- Providing critique to policing migrants and refugees and those who solidarize with them
- Deconstruct the systemic justification of the punitive and repressive actions against the illegals who are construed as a threat and an enemy
Method: Direct action
Organizing direct action is both a common and uncommon way of addressing police violence and coercion many citizens/volunteers are subjected to. There are various examples when people/activists went out in the streets and protested against police and state violence. Lately, many activists, priests, firefighters, doctors and others were criminalized because they helped undocumented migrants or refugees in different ways. Those coercive and often violent actions provoke counter-responses by local or translocal/national groups.
- Creating and handing out a booklet intended for citizens, teachers, medical workers focusing on migrant and refugee rights and local systems of solidarity that act in opposition of police and state violence
- Creating and publicly displaying (i.e. on buildings, on the street, on billboards) a local map and timeline of police activity against solidarity actions
- Making stickers and placing them in public places such as public transport, hospitals, schools, parks etc.
- Walking through the town with banners and leaflets
- Protesting on a larger scale (there are a number of online resources on how to organize a protest)
Time: 2 days and more…
- What/Whom do we need to address?
- How will we address it? What is the way we want to deliver our message?
- Whom do we collaborate with?
- How will we prepare the scenario/choreography?
- What do we need?

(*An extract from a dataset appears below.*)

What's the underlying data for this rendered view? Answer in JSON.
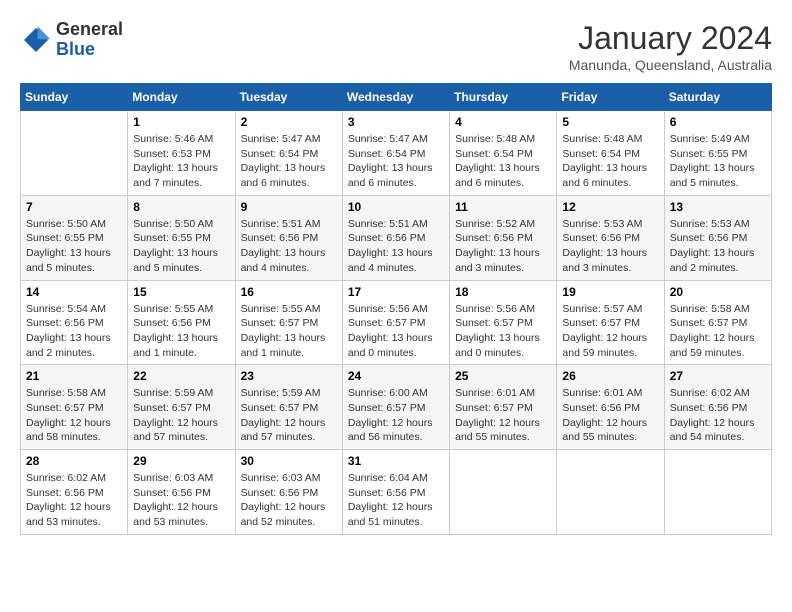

- What are the repercussions for those who we solidarize with? What are the repercussions for us and myself?
- How will we cope with repercussions and provide an on-going critique?